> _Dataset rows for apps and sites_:
•••

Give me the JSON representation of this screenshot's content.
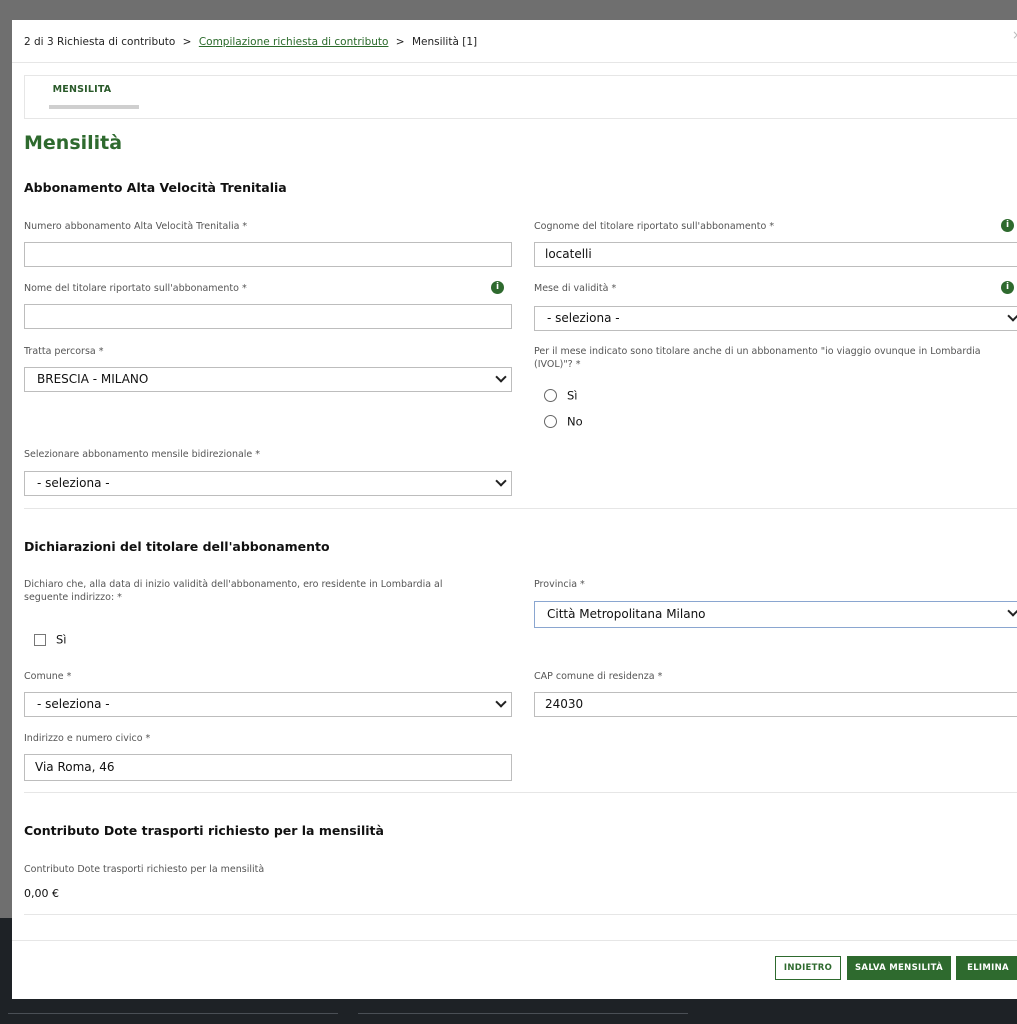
{
  "breadcrumb": {
    "step": "2 di 3 Richiesta di contributo",
    "link": "Compilazione richiesta di contributo",
    "current": "Mensilità [1]",
    "sep1": ">",
    "sep2": ">"
  },
  "tabs": [
    {
      "label": "MENSILITA"
    }
  ],
  "page_title": "Mensilità",
  "section_abbonamento": {
    "title": "Abbonamento Alta Velocità Trenitalia",
    "numero_label": "Numero abbonamento Alta Velocità Trenitalia *",
    "numero_value": "",
    "cognome_label": "Cognome del titolare riportato sull'abbonamento *",
    "cognome_value": "locatelli",
    "nome_label": "Nome del titolare riportato sull'abbonamento *",
    "nome_value": "",
    "mese_label": "Mese di validità *",
    "mese_value": "- seleziona -",
    "tratta_label": "Tratta percorsa *",
    "tratta_value": "BRESCIA - MILANO",
    "ivol_label": "Per il mese indicato sono titolare anche di un abbonamento \"io viaggio ovunque in Lombardia (IVOL)\"? *",
    "ivol_options": [
      "Sì",
      "No"
    ],
    "bidirezionale_label": "Selezionare abbonamento mensile bidirezionale *",
    "bidirezionale_value": "- seleziona -"
  },
  "section_dichiarazioni": {
    "title": "Dichiarazioni del titolare dell'abbonamento",
    "residente_label": "Dichiaro che, alla data di inizio validità dell'abbonamento, ero residente in Lombardia al seguente indirizzo: *",
    "residente_option": "Sì",
    "provincia_label": "Provincia *",
    "provincia_value": "Città Metropolitana Milano",
    "comune_label": "Comune *",
    "comune_value": "- seleziona -",
    "cap_label": "CAP comune di residenza *",
    "cap_value": "24030",
    "indirizzo_label": "Indirizzo e numero civico *",
    "indirizzo_value": "Via Roma, 46"
  },
  "section_contributo": {
    "title": "Contributo Dote trasporti richiesto per la mensilità",
    "label": "Contributo Dote trasporti richiesto per la mensilità",
    "value": "0,00 €"
  },
  "buttons": {
    "back": "INDIETRO",
    "save": "SALVA MENSILITÀ",
    "delete": "ELIMINA"
  },
  "icons": {
    "info": "info-icon",
    "close": "close-icon",
    "chevron": "chevron-down-icon"
  },
  "colors": {
    "accent": "#2e6a2e"
  }
}
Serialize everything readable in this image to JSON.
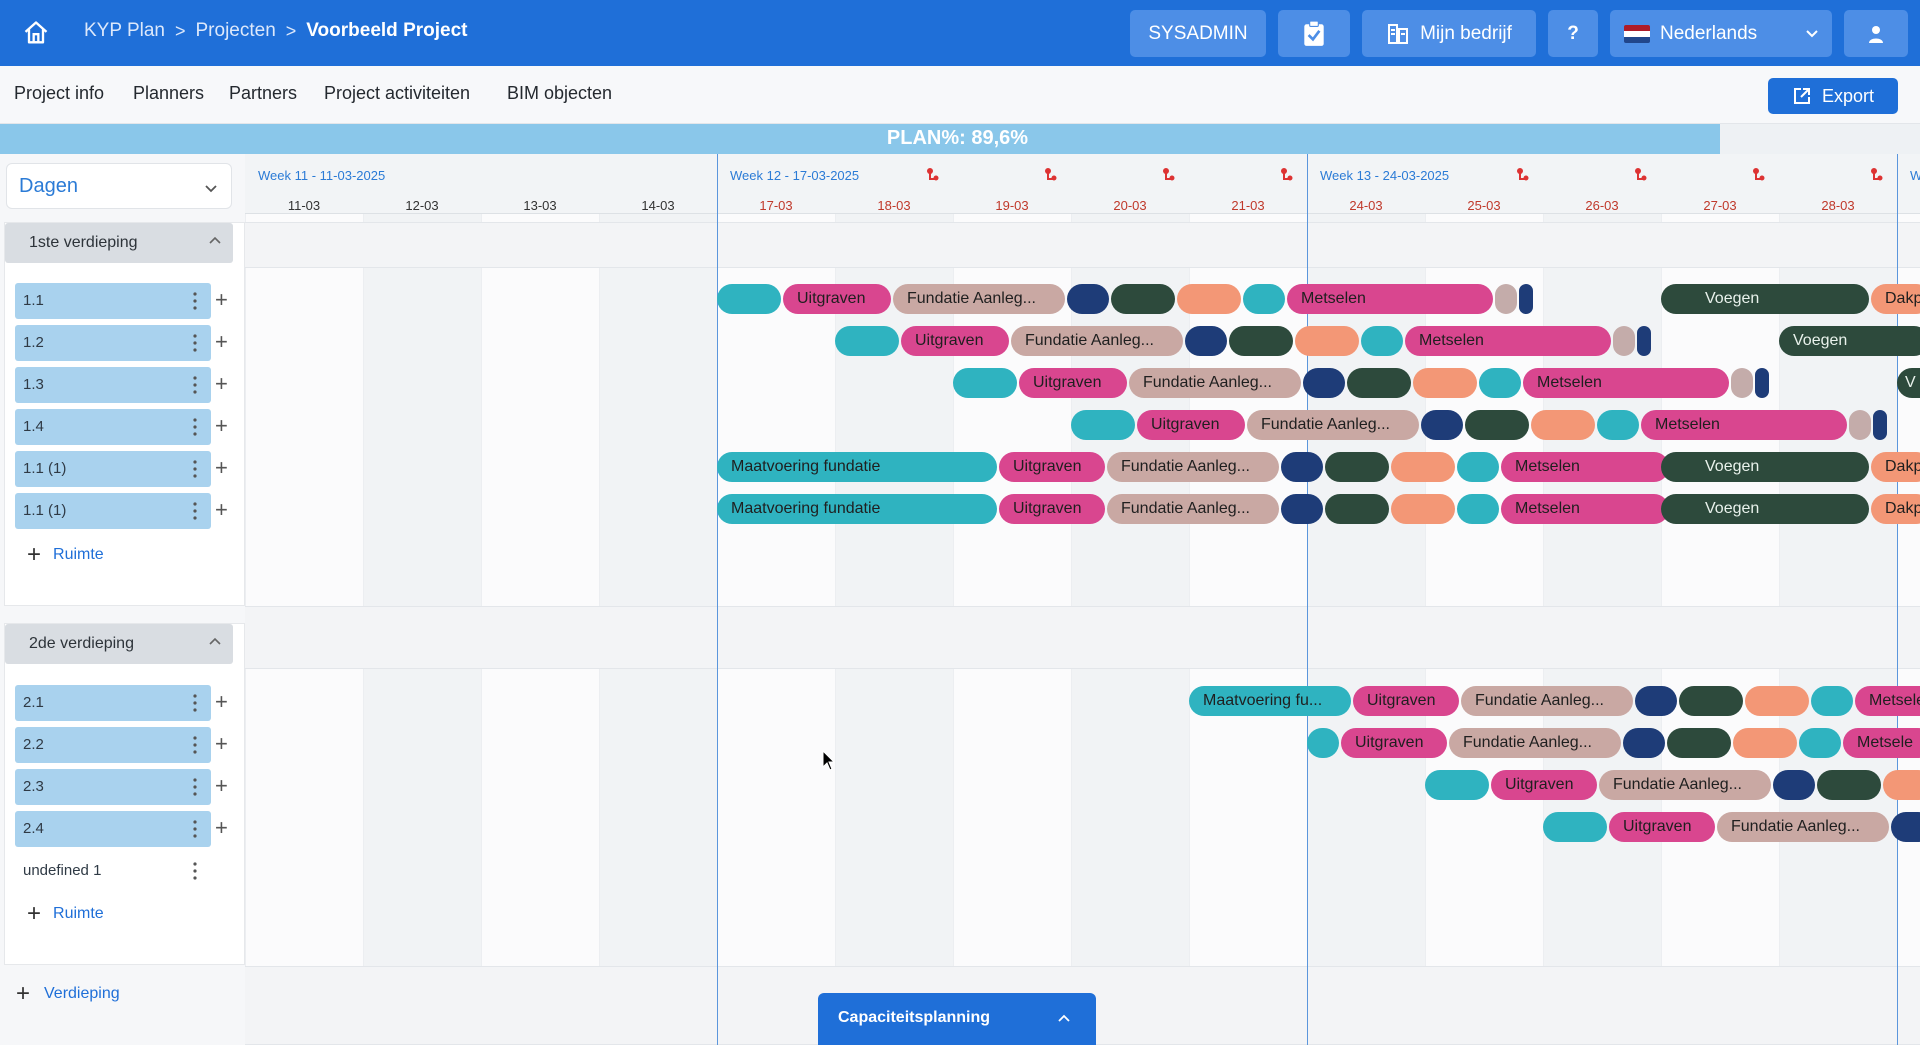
{
  "topbar": {
    "breadcrumb": [
      "KYP Plan",
      "Projecten",
      "Voorbeeld Project"
    ],
    "breadcrumb_separator": ">",
    "sysadmin_label": "SYSADMIN",
    "company_label": "Mijn bedrijf",
    "help_label": "?",
    "language_label": "Nederlands",
    "icons": {
      "home": "home-icon",
      "tasks": "clipboard-check-icon",
      "company": "building-icon",
      "language": "netherlands-flag-icon",
      "user": "user-icon"
    }
  },
  "subnav": {
    "items": [
      "Project info",
      "Planners",
      "Partners",
      "Project activiteiten",
      "BIM objecten"
    ],
    "export_label": "Export"
  },
  "plan": {
    "label": "PLAN%: 89,6%",
    "fraction": 0.896
  },
  "left": {
    "view_select": "Dagen",
    "floors": [
      {
        "name": "1ste verdieping",
        "rooms": [
          "1.1",
          "1.2",
          "1.3",
          "1.4",
          "1.1 (1)",
          "1.1 (1)"
        ],
        "add_label": "Ruimte"
      },
      {
        "name": "2de verdieping",
        "rooms": [
          "2.1",
          "2.2",
          "2.3",
          "2.4",
          "undefined 1"
        ],
        "add_label": "Ruimte"
      }
    ],
    "add_floor_label": "Verdieping"
  },
  "timeline": {
    "weeks": [
      "Week 11 - 11-03-2025",
      "Week 12 - 17-03-2025",
      "Week 13 - 24-03-2025",
      "W"
    ],
    "days": [
      "11-03",
      "12-03",
      "13-03",
      "14-03",
      "17-03",
      "18-03",
      "19-03",
      "20-03",
      "21-03",
      "24-03",
      "25-03",
      "26-03",
      "27-03",
      "28-03"
    ],
    "tasks": {
      "uitgraven": "Uitgraven",
      "fundatie": "Fundatie Aanleg...",
      "metselen": "Metselen",
      "voegen": "Voegen",
      "dakp": "Dakp",
      "maatvoering": "Maatvoering fundatie",
      "maatvoering_short": "Maatvoering fu...",
      "metsele": "Metsele",
      "v": "V"
    }
  },
  "capacity": {
    "label": "Capaciteitsplanning"
  },
  "colors": {
    "primary": "#1f6fd8",
    "teal": "#2fb3c0",
    "magenta": "#d9468f",
    "rose": "#c9a8a3",
    "navy": "#1e3c78",
    "green": "#2d4a3c",
    "orange": "#f39776",
    "room": "#a9d2ee"
  }
}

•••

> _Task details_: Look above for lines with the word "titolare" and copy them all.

> _Completed exercise_:
    "cognome_label": "Cognome del titolare riportato sull'abbonamento *",
    "nome_label": "Nome del titolare riportato sull'abbonamento *",
    "ivol_label": "Per il mese indicato sono titolare anche di un abbonamento \"io viaggio ovunque in Lombardia (IVOL)\"? *",
    "title": "Dichiarazioni del titolare dell'abbonamento",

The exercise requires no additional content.